I took my dog out yesterday in forty mile an hour winds. Well, sometimes I took her out and other times, I huddled behind the glass storm door. I opened the door a crack to tug on her leash, and the wailing wind reminded me of nights at my grandma’s house when I was a little girl. As I huddled in a feather bed beneath quilts that weighed more than I did, I could hear the whistle of the north wind as it whipped around the house and through the ill-fitted windows.
This morning during breakfast, my husband and I talked about poverty. I said, “I never worry about being poor, because I’ve been there and it doesn’t scare me.”
“You know, we don’t really need most of the stuff in this house. We could live without cell phones, Dish Network, fancy TV’s, iPads, Kindles…,” he said.
After our discussion, I began to think about how life was so much simpler when I was growing up. Playtime didn’t involve deciding which toy to choose, because I didn’t have many. Instead, I would decide which tree to climb. It wasn’t hard to choose what to wear. I had two choices—one of my three or four school dresses, or the old clothes I wore at home. When I was little, I had two pair of shoes (school and play), and in the summertime, I went barefoot most of the time.
No one had heard of Alzheimer’s. When my elderly great-aunt developed dementia, folks just said she was “slipping.” We kids enjoyed her childlike behavior and loved her unconditionally.
After Jim and I married, we had a black-and-white 19-inch TV. We struggled to pay the bills, lived in rental houses, and bought clothes at garage sales, or I made them. For several years, we didn’t even have a phone because it was an extra expense. We had one old car after we sold the other to pay my hospital bill when my son was born.
We never obsessed about being poor. Just like my folks, we never resorted to food stamps, government assistance, or borrowing money to help us through the lean times. Instead, we saved all we could, so we could make it on our own.
Life was simpler and people were kinder. We didn’t have politics shoved down our throats twenty-four hours a day. We voted and then let it go until the next election. We didn’t have our friends and family insulting our intelligence on Facebook every day because we made different political choices. If someone mentioned a tweet, we’d have been looking for a bird.
Our social activity was visiting with family and listening to their foot-stomping country music. We went to a laid-back country church on Sunday.
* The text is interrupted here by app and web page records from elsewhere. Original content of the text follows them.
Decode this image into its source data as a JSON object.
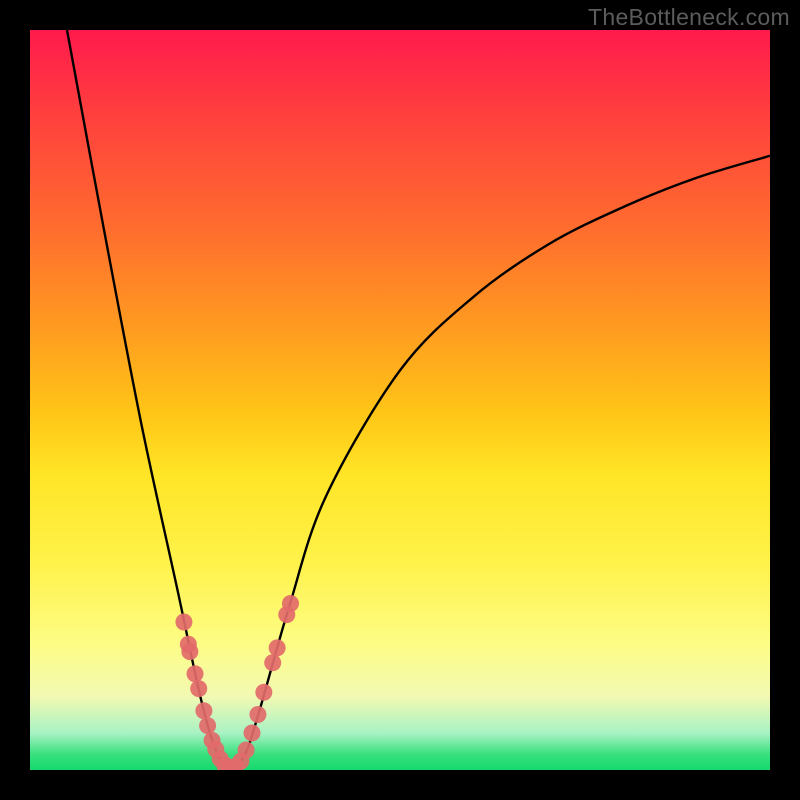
{
  "watermark": "TheBottleneck.com",
  "chart_data": {
    "type": "line",
    "title": "",
    "xlabel": "",
    "ylabel": "",
    "xlim": [
      0,
      100
    ],
    "ylim": [
      0,
      100
    ],
    "minimum_x": 27,
    "curve_points": [
      {
        "x": 5.0,
        "y": 100.0
      },
      {
        "x": 10.0,
        "y": 73.0
      },
      {
        "x": 15.0,
        "y": 47.0
      },
      {
        "x": 20.0,
        "y": 24.0
      },
      {
        "x": 23.0,
        "y": 10.0
      },
      {
        "x": 25.0,
        "y": 3.0
      },
      {
        "x": 27.0,
        "y": 0.0
      },
      {
        "x": 29.0,
        "y": 2.0
      },
      {
        "x": 31.0,
        "y": 8.0
      },
      {
        "x": 35.0,
        "y": 22.0
      },
      {
        "x": 40.0,
        "y": 37.0
      },
      {
        "x": 50.0,
        "y": 54.0
      },
      {
        "x": 60.0,
        "y": 64.0
      },
      {
        "x": 70.0,
        "y": 71.0
      },
      {
        "x": 80.0,
        "y": 76.0
      },
      {
        "x": 90.0,
        "y": 80.0
      },
      {
        "x": 100.0,
        "y": 83.0
      }
    ],
    "marker_points": [
      {
        "x": 20.8,
        "y": 20.0
      },
      {
        "x": 21.4,
        "y": 17.0
      },
      {
        "x": 21.6,
        "y": 16.0
      },
      {
        "x": 22.3,
        "y": 13.0
      },
      {
        "x": 22.8,
        "y": 11.0
      },
      {
        "x": 23.5,
        "y": 8.0
      },
      {
        "x": 24.0,
        "y": 6.0
      },
      {
        "x": 24.6,
        "y": 4.0
      },
      {
        "x": 25.1,
        "y": 2.8
      },
      {
        "x": 25.7,
        "y": 1.5
      },
      {
        "x": 26.3,
        "y": 0.7
      },
      {
        "x": 27.0,
        "y": 0.3
      },
      {
        "x": 27.8,
        "y": 0.5
      },
      {
        "x": 28.5,
        "y": 1.2
      },
      {
        "x": 29.2,
        "y": 2.7
      },
      {
        "x": 30.0,
        "y": 5.0
      },
      {
        "x": 30.8,
        "y": 7.5
      },
      {
        "x": 31.6,
        "y": 10.5
      },
      {
        "x": 32.8,
        "y": 14.5
      },
      {
        "x": 33.4,
        "y": 16.5
      },
      {
        "x": 34.7,
        "y": 21.0
      },
      {
        "x": 35.2,
        "y": 22.5
      }
    ],
    "marker_color": "#e26a6a",
    "curve_color": "#000000",
    "gradient_stops": [
      {
        "pos": 0.0,
        "color": "#ff1a4d"
      },
      {
        "pos": 0.5,
        "color": "#ffc617"
      },
      {
        "pos": 0.85,
        "color": "#fdfd86"
      },
      {
        "pos": 1.0,
        "color": "#17d86f"
      }
    ]
  }
}
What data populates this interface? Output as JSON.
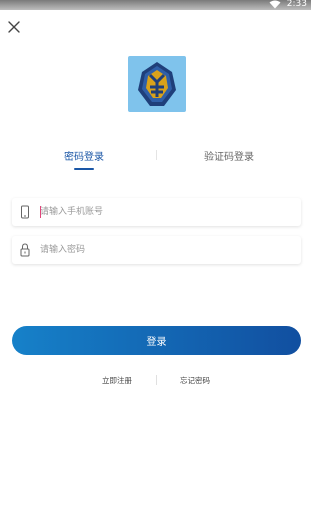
{
  "status_bar": {
    "time": "2:33",
    "wifi_icon": "wifi-icon"
  },
  "close_icon": "close-icon",
  "logo_icon": "app-logo-icon",
  "tabs": [
    {
      "label": "密码登录",
      "active": true
    },
    {
      "label": "验证码登录",
      "active": false
    }
  ],
  "form": {
    "phone_placeholder": "请输入手机账号",
    "phone_icon": "phone-icon",
    "password_placeholder": "请输入密码",
    "password_icon": "lock-icon"
  },
  "login_button": "登录",
  "links": {
    "register": "立即注册",
    "forgot": "忘记密码"
  },
  "colors": {
    "accent": "#1a56a6",
    "button_start": "#1681c9",
    "button_end": "#114fa0",
    "logo_bg": "#7fc3ec"
  }
}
Family relationships were cherished, and we would never deliberately be unkind or critical of them.
Jim’s mom always said, “If I have food on the table and a roof over my head, I’m content.” Simple goals, important goals, considering she had temporarily lived under a tree, more than once, and under a bridge at another point in time. She never felt homeless and as long as she was surrounded by family, their love shored her up and made her fearless about poverty.
No, poverty doesn’t scare me. Sitting around the old oak table drinking home-squeezed lemonade seems much more appealing that working my butt off trying to keep up with all my obligations.
This morning, when I took the dog out for her morning walk, I told her, “Yesterday’s wind is gone, just like the simple times.” She stopped, tilted her head, and had that look on her face that indicated she thought I was maybe, just maybe, talking about the treat in my pocket.
Copyright © January 2019 by L.S. Fisher